The battle for political ascendancy has become very bitter and very personal. But a clear indication that Labor’s first attack ad is hitting its mark came in the Prime Minister’s tone and response on Monday.
Both in Parliament and in a doorstop interview the angry Mr Turnbull, spewing bile at Mr Shorten for being “slimy, insinuating and personal”, was replaced with a measured appeal to Australians to recognise hard-working achievement and to applaud success.
There is no apology from Labor for it linking Mr Turnbull’s investments with his income tax and corporate tax policies. “We held fire in 2016. We won’t be doing that again. There’s plenty more to come” was the frank revelation of one key strategist.
Attack ads work when they are not ridiculously melodramatic, but rather when they confirm existing perceptions.
Mr Shorten doubled down rather than run away from the tactic. “Never get between the Prime Minister and tax cuts for millionaires,” was his retort at a doorstop.
His colleague Mark Dreyfus in question time asked Mr Turnbull how much he would benefit from his millions invested in dozens of big businesses though managed funds.
The Prime Minister avoided any specifics. He’s never denied “making a quid” and said he and his wife worked hard, took risks and paid “plenty of tax.” He also referred to giving back to the community. His philanthropy, indeed, is generous.

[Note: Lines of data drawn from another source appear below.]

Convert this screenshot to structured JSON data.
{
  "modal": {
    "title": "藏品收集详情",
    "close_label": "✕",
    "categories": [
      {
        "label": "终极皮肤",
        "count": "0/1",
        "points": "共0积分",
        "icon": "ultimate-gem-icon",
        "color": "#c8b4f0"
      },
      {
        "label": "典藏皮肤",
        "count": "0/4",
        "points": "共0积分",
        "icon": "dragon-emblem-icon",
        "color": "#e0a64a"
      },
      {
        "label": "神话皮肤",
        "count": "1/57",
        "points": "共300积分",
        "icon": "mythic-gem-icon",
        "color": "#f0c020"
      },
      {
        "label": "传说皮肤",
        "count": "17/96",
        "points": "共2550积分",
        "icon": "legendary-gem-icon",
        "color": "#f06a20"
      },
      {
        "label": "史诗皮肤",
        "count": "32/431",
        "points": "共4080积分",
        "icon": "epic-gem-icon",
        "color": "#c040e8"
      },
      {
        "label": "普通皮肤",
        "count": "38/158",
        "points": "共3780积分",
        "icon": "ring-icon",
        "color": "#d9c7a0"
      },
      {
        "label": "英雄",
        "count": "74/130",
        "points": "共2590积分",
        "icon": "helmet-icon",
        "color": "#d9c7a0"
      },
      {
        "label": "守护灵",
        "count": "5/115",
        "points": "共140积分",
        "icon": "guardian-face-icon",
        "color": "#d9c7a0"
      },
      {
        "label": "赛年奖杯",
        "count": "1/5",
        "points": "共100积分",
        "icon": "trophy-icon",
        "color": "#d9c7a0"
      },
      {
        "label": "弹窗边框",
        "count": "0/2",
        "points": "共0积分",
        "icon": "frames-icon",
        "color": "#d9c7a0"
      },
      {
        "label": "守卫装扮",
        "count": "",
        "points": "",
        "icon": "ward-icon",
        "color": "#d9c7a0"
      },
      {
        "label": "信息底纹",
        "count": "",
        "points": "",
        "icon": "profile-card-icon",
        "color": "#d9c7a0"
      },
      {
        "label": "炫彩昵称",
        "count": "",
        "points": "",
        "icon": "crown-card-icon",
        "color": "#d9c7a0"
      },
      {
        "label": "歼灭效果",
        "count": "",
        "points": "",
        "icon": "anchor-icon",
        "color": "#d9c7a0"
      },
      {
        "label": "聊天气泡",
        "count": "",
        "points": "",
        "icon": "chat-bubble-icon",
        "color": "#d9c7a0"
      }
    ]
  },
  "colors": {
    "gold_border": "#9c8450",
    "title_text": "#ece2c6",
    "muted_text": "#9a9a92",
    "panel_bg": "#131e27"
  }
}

But that does not meet the point of the Labor ads: “Why is former banker Malcolm Turnbull so keen to give big business a tax cut instead of properly funding our schools and hospitals? Who exactly is he looking after? Malcolm Turnbull – is he just for the top end of town?”
Not surprisingly, Mr Turnbull and his ministers accused Mr Shorten and Labor of indulging in the politics of envy and class war. But new research suggests this attack will not wash with voters.
The economic think tank CEDA has released the findings of its latest Community Pulse survey of 3000 Australians. It found only 5 per cent think they have personally gained a lot from 26 years of continuous growth, while 74 per cent felt larger corporations and senior executives had gained a lot.
The result is a sure-fire sign that stagnating wage growth and insecure work is sapping the good will of ordinary people to “trickle-down economics,” the dominant theory of the past quarter century. And the one the government is still using to justify its $144 billion income tax package and its $80 billion corporate tax cuts.
The Prime Minister co-opted Labor front bencher, Anthony Albanese, to his cause. He seized on “Albo’s” Friday night speech where he urged Labor “to engage constructively with business” and that the country is best served by uniting rather than dividing people.
This, Mr Turnbull said, was “old Labor values” in contrast to Mr Shorten’s “mean-spirited negativity”. It was also, according to senior minister Christopher Pyne, a “bloodied dagger” masquerading as a speech and aimed at Mr Shorten.
Many in Labor have no doubt Mr Albanese was trailing his coat but there is anger at the brazenness of it, especially in the run up to hard-fought byelections.
If there were any doubts Mr Shorten and the party are very concerned over the results, especially in Braddon and Longman, the emergence of the attack ad should put pay to them.